Exercise -
Where in the records does the word "gusta" appear? Copy each line that holds it.

-------- Information supplied --------

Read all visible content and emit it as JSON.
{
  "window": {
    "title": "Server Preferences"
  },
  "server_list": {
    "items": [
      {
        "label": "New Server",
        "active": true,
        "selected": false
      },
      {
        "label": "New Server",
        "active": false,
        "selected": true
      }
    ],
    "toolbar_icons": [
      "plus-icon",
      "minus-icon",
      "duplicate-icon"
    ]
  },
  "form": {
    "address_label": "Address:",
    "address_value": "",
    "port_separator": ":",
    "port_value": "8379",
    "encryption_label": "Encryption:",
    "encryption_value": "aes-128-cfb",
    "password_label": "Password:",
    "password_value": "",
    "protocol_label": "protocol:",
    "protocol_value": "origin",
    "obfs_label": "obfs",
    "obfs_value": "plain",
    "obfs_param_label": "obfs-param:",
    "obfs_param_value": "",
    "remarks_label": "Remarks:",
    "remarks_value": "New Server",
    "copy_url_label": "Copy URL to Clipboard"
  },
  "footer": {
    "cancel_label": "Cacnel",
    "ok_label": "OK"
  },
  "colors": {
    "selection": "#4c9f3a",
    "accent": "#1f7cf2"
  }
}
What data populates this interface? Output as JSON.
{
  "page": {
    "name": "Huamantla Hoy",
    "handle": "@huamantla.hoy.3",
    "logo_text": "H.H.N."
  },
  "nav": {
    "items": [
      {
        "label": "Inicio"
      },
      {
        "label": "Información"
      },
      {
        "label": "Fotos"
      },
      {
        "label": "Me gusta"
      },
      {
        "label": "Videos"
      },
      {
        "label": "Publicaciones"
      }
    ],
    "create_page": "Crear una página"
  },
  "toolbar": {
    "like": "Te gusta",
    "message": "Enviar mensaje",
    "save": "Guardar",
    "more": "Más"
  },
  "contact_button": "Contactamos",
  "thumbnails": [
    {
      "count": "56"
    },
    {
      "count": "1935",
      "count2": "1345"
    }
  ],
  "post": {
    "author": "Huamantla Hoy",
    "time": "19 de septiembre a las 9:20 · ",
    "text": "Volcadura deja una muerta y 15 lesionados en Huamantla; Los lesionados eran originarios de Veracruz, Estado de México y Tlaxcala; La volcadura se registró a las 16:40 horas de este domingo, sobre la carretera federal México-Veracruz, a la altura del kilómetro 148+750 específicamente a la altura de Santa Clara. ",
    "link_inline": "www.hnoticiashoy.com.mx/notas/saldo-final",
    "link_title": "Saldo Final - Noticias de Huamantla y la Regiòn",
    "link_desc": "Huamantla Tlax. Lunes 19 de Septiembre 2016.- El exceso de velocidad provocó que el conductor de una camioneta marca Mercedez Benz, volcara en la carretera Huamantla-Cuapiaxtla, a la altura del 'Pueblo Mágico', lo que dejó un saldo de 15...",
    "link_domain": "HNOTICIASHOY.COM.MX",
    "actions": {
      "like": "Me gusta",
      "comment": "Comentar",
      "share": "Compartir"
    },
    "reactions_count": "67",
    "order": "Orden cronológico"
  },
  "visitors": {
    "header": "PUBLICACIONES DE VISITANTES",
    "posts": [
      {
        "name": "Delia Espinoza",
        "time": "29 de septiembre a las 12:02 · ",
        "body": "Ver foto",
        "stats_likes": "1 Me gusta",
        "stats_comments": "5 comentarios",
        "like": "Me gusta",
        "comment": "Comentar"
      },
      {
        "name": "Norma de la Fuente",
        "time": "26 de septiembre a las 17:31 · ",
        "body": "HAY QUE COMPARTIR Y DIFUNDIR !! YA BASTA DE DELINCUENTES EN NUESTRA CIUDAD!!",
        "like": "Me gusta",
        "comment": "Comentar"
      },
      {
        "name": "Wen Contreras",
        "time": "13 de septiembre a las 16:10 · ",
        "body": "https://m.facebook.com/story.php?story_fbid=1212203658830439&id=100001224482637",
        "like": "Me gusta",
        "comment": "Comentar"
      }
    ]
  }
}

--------

Reply -
        "label": "Me gusta"
    "like": "Te gusta",
      "like": "Me gusta",
        "stats_likes": "1 Me gusta",
        "like": "Me gusta",
        "like": "Me gusta",
        "like": "Me gusta",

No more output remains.